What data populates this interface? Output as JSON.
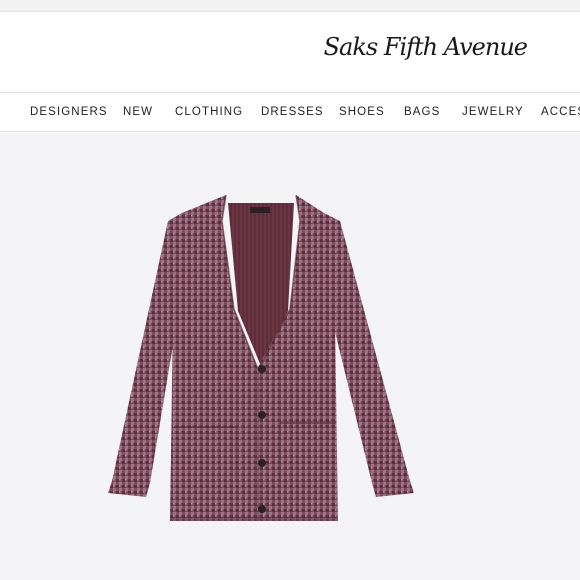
{
  "brand": {
    "logo_text": "Saks Fifth Avenue"
  },
  "nav": {
    "items": [
      {
        "label": "DESIGNERS"
      },
      {
        "label": "NEW"
      },
      {
        "label": "CLOTHING"
      },
      {
        "label": "DRESSES"
      },
      {
        "label": "SHOES"
      },
      {
        "label": "BAGS"
      },
      {
        "label": "JEWELRY"
      },
      {
        "label": "ACCESS"
      }
    ]
  },
  "product": {
    "image_icon": "cardigan-image",
    "colors": {
      "fabric": "#7a4a5a",
      "fabric_dark": "#5a2f3e",
      "lining": "#6b3844",
      "button": "#2a2226",
      "background": "#f4f4f6"
    }
  }
}
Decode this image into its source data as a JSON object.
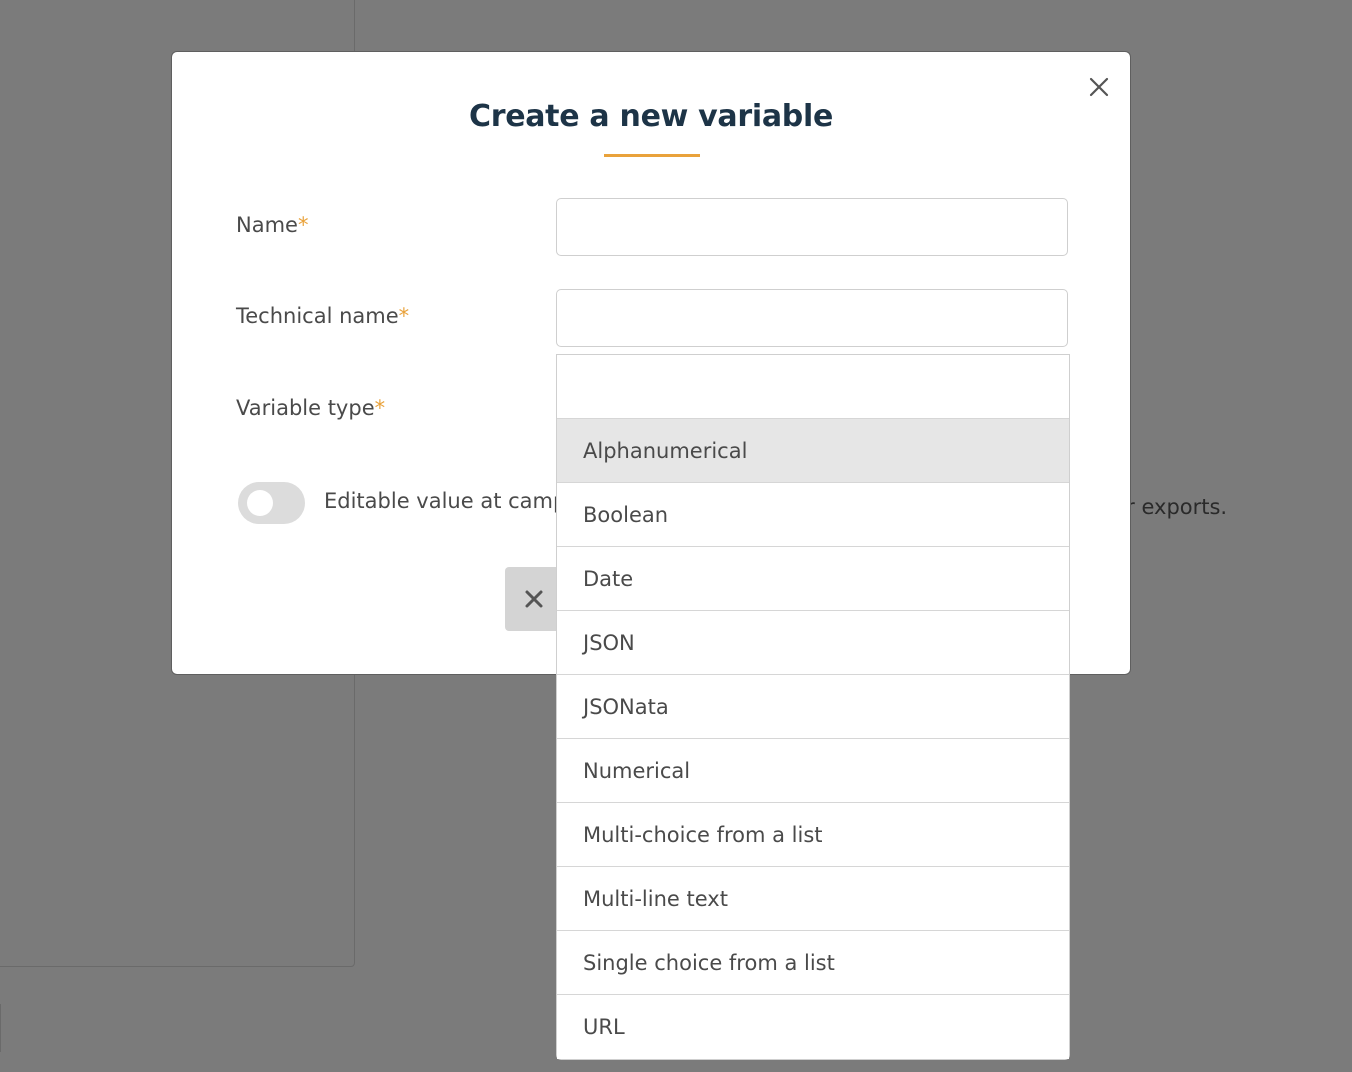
{
  "background": {
    "exports_text": "our exports."
  },
  "modal": {
    "title": "Create a new variable",
    "fields": {
      "name_label": "Name",
      "technical_name_label": "Technical name",
      "variable_type_label": "Variable type",
      "required_marker": "*",
      "name_value": "",
      "technical_name_value": ""
    },
    "toggle": {
      "label": "Editable value at camp",
      "checked": false
    },
    "icons": {
      "close": "close-icon",
      "cancel": "x-icon"
    }
  },
  "dropdown": {
    "search_value": "",
    "options": [
      "Alphanumerical",
      "Boolean",
      "Date",
      "JSON",
      "JSONata",
      "Numerical",
      "Multi-choice from a list",
      "Multi-line text",
      "Single choice from a list",
      "URL"
    ],
    "highlighted": "Alphanumerical"
  },
  "colors": {
    "accent": "#e9a23b",
    "title": "#1d3447",
    "overlay": "#7b7b7b",
    "highlight": "#e6e6e6"
  }
}
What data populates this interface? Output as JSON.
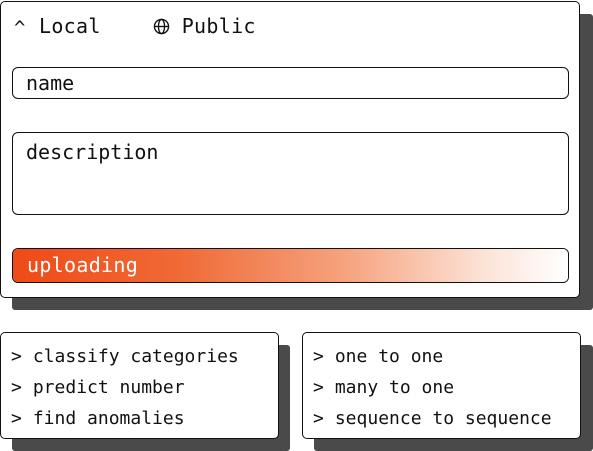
{
  "visibility": {
    "local": {
      "label": "Local",
      "icon": "caret-up-icon",
      "glyph": "^"
    },
    "public": {
      "label": "Public",
      "icon": "globe-icon"
    }
  },
  "form": {
    "name_placeholder": "name",
    "description_placeholder": "description"
  },
  "upload": {
    "status": "uploading",
    "progress": 1.0,
    "accent": "#ef4a17"
  },
  "task_options": [
    {
      "label": "classify categories"
    },
    {
      "label": "predict number"
    },
    {
      "label": "find anomalies"
    }
  ],
  "mapping_options": [
    {
      "label": "one to one"
    },
    {
      "label": "many to one"
    },
    {
      "label": "sequence to sequence"
    }
  ],
  "list_marker": ">",
  "colors": {
    "border": "#111111",
    "shadow": "#4a4a4a",
    "background": "#ffffff"
  }
}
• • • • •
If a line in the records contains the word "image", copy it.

Response to the exercise:
    "image_icon": "cardigan-image",
Decode this image into its source data as a JSON object.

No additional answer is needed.